Date of Award
Program or Major
Doctor of Philosophy
The American years of John Singleton Copley have been all but ignored by earlier biographers. Rather, Copley's paintings have received the bulk of historical and critical attention. This study examines the artist's life and work within the context of his Colonial education. Education remains central in understanding Copley's American career.
In particular, Copley's education is explored in terms of his family life, boyhood years, and the educational environment of his household. Examination of Boston's public education system and its private schoolmasters suggests additional information contributing to his education.
Copley's education was furthered through his relationship with his step-father, Peter Pelham. Pelham was both a schoolmaster and an artist. In the world of Colonial art, self-education was imperative. Copley's portraits reflect the artist's self-educative skills, as well as the influences of indigenous Colonial technique. In his portraits, Copley transcended a superficial realism through exploring the character and personality of his subjects. His Colonial education appears in these revealing portraits.
His quest for a greater art education distinguished Copley's American years even after he achieved financial and artistic success. Copley's relationship with Henry Pelham, his half-brother and subject of the renowned Boy with Squirrel, can be better understood in the context of his educational aspirations. Copley's study of art history, architecture and philosophy reveal the artist's persevering desire for knowledge.
Colonial America provided John Singleton Copley an educational legacy which served him well.

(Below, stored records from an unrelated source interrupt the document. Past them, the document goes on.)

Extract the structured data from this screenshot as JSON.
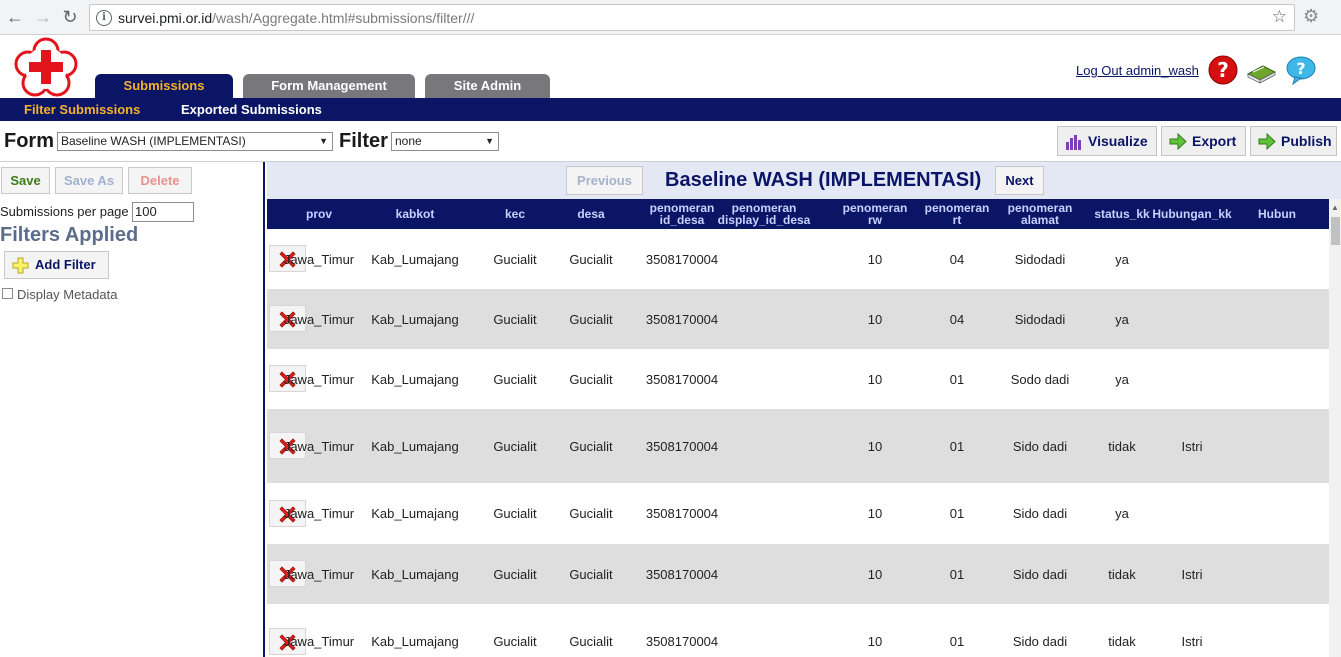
{
  "browser": {
    "url_host": "survei.pmi.or.id",
    "url_path": "/wash/Aggregate.html#submissions/filter///",
    "back_icon": "back-arrow-icon",
    "forward_icon": "forward-arrow-icon",
    "reload_icon": "reload-icon",
    "star_icon": "bookmark-star-icon"
  },
  "header": {
    "tabs": [
      {
        "label": "Submissions",
        "active": true
      },
      {
        "label": "Form Management",
        "active": false
      },
      {
        "label": "Site Admin",
        "active": false
      }
    ],
    "logout_label": "Log Out admin_wash",
    "subnav": {
      "active": "Filter Submissions",
      "other": "Exported Submissions"
    },
    "colors": {
      "navy": "#0b1566",
      "orange": "#f6b22a",
      "gray_tab": "#77777c",
      "red_cross": "#e3141b"
    }
  },
  "formbar": {
    "form_label": "Form",
    "form_value": "Baseline WASH (IMPLEMENTASI)",
    "filter_label": "Filter",
    "filter_value": "none",
    "visualize_label": "Visualize",
    "export_label": "Export",
    "publish_label": "Publish"
  },
  "left": {
    "save_label": "Save",
    "save_as_label": "Save As",
    "delete_label": "Delete",
    "per_page_label": "Submissions per page",
    "per_page_value": "100",
    "filters_title": "Filters Applied",
    "add_filter_label": "Add Filter",
    "display_metadata_label": "Display Metadata"
  },
  "results": {
    "previous_label": "Previous",
    "next_label": "Next",
    "title": "Baseline WASH (IMPLEMENTASI)",
    "columns": [
      {
        "l1": "prov",
        "l2": ""
      },
      {
        "l1": "kabkot",
        "l2": ""
      },
      {
        "l1": "kec",
        "l2": ""
      },
      {
        "l1": "desa",
        "l2": ""
      },
      {
        "l1": "penomeran",
        "l2": "id_desa"
      },
      {
        "l1": "penomeran",
        "l2": "display_id_desa"
      },
      {
        "l1": "penomeran",
        "l2": "rw"
      },
      {
        "l1": "penomeran",
        "l2": "rt"
      },
      {
        "l1": "penomeran",
        "l2": "alamat"
      },
      {
        "l1": "status_kk",
        "l2": ""
      },
      {
        "l1": "Hubungan_kk",
        "l2": ""
      },
      {
        "l1": "Hubun",
        "l2": ""
      }
    ],
    "rows": [
      [
        "Jawa_Timur",
        "Kab_Lumajang",
        "Gucialit",
        "Gucialit",
        "3508170004",
        "",
        "10",
        "04",
        "Sidodadi",
        "ya",
        "",
        ""
      ],
      [
        "Jawa_Timur",
        "Kab_Lumajang",
        "Gucialit",
        "Gucialit",
        "3508170004",
        "",
        "10",
        "04",
        "Sidodadi",
        "ya",
        "",
        ""
      ],
      [
        "Jawa_Timur",
        "Kab_Lumajang",
        "Gucialit",
        "Gucialit",
        "3508170004",
        "",
        "10",
        "01",
        "Sodo dadi",
        "ya",
        "",
        ""
      ],
      [
        "Jawa_Timur",
        "Kab_Lumajang",
        "Gucialit",
        "Gucialit",
        "3508170004",
        "",
        "10",
        "01",
        "Sido dadi",
        "tidak",
        "Istri",
        ""
      ],
      [
        "Jawa_Timur",
        "Kab_Lumajang",
        "Gucialit",
        "Gucialit",
        "3508170004",
        "",
        "10",
        "01",
        "Sido dadi",
        "ya",
        "",
        ""
      ],
      [
        "Jawa_Timur",
        "Kab_Lumajang",
        "Gucialit",
        "Gucialit",
        "3508170004",
        "",
        "10",
        "01",
        "Sido dadi",
        "tidak",
        "Istri",
        ""
      ],
      [
        "Jawa_Timur",
        "Kab_Lumajang",
        "Gucialit",
        "Gucialit",
        "3508170004",
        "",
        "10",
        "01",
        "Sido dadi",
        "tidak",
        "Istri",
        ""
      ]
    ]
  }
}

KLAYMAN, RICHARD, "THE EDUCATION OF AN ARTIST: THE AMERICAN YEARS OF JOHN SINGLETON COPLEY, 1738-1774" (1981). Doctoral Dissertations. 1309.